David Roche is an inspirational speaker who has a compelling personal story. Anne Lamott shares it in her book Plan B. Roche was born with a large benign tumor on his face. Surgeons tried to remove it when he was very young, and ended up taking his lower lip. Radiation treatment caused the lower part of his face to stop growing. David knew love and esteem from his parents, but acceptance among others was often more difficult. He remembers a game of spin the bottle when the girl who was supposed to kiss him recoiled in horror. He also remembers a date with a girl named Carol. It took David a long time to ask her out, but finally he did and she agreed. They went to the movies and afterward sat on his front porch; he kept trying to put his arm around her but couldn’t quite do it, so they talked and talked and talked. He wanted to kiss her but was too shy to ask; he was afraid it was like asking her to kiss a monster. Finally she said, “I need to go home now,” and he said, “Carol, I want to kiss you,” and she said, “David, I thought you’d never ask.”

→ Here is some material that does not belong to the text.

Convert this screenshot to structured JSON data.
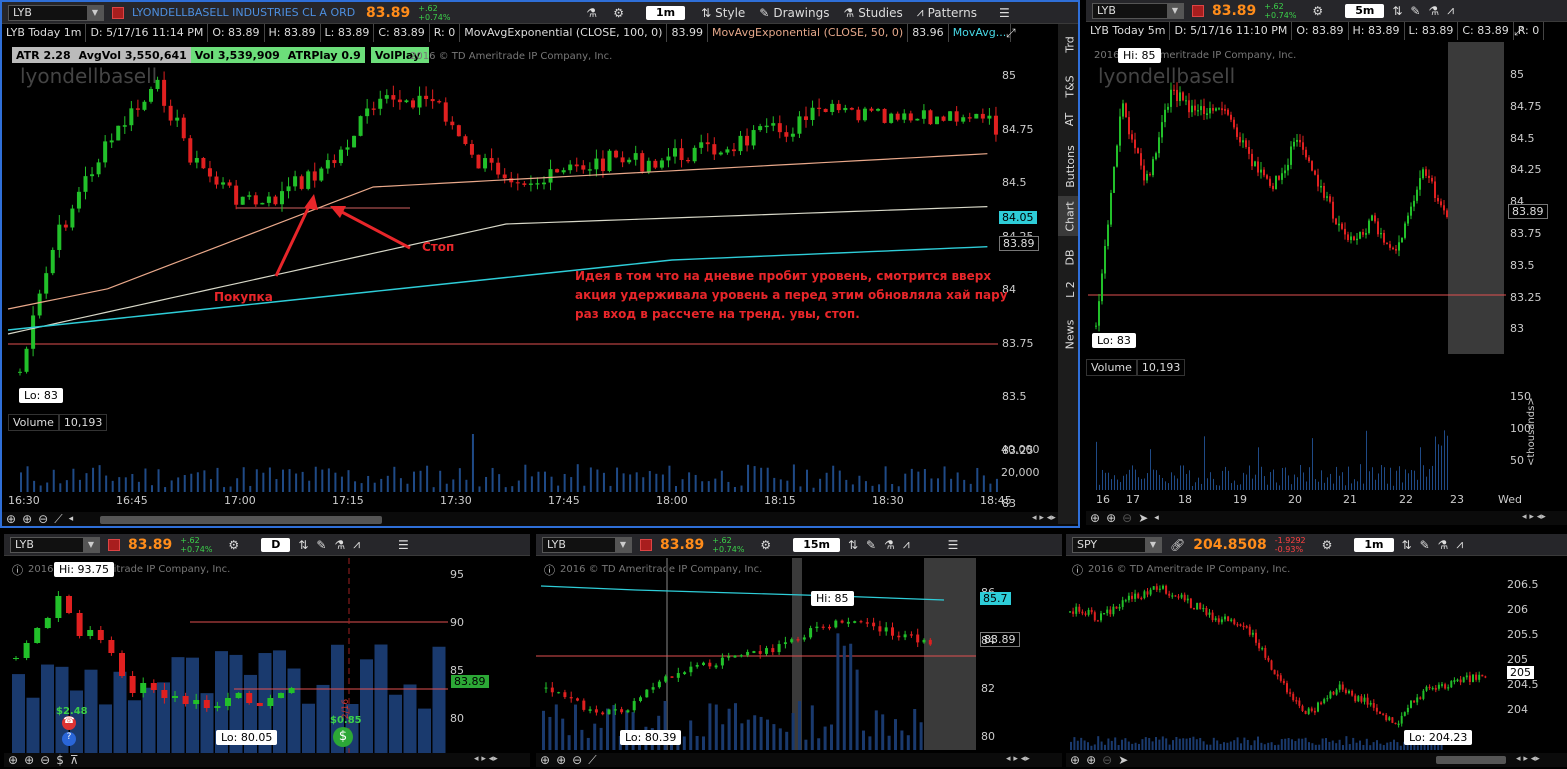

That was a moment of true grace, and from this experience, he built a church inside himself… teaching people to tell their stories, their marvelous, screwed-up, and often hilarious resurrection stories. David calls it the Church of Eighty Percent Sincerity. “We in the Church of Eighty Percent Sincerity do not believe in miracles. But we do believe that you have to stay alert, because good things happen. When God opens the door, you’ve got to put your foot in.” Anne Lamott comments: It’s such subversive material, so contrary to everything society leads us to believe – that if you look good, you’ll be happy, and have it all together, and you’ll be successful and nothing will go wrong and you won’t have to die, and the rot won’t get in. (109)
David’s story, and its impact on Anne Lamott are much closer to genuine Christian religion than the pictures of narrow piety we may carry around inside of us. Christian faith subverts those images of narrow religiosity and piety. Christian faith is about life, about seeing it deeply, knowing it profoundly, and living with integrity, authenticity, courage, compassion, joy, love, in an on-going dance with the God we know in Jesus Christ, a Jesus who engaged in creative disobedience in the interest of healing and compassion and justice. The religious life, Christian version, is about a Jesus who is deeply moved and creatively disobedient and about a leaping leper who cannot contain the joy inside of him. Let that leaping leper in. Amen.

David Roche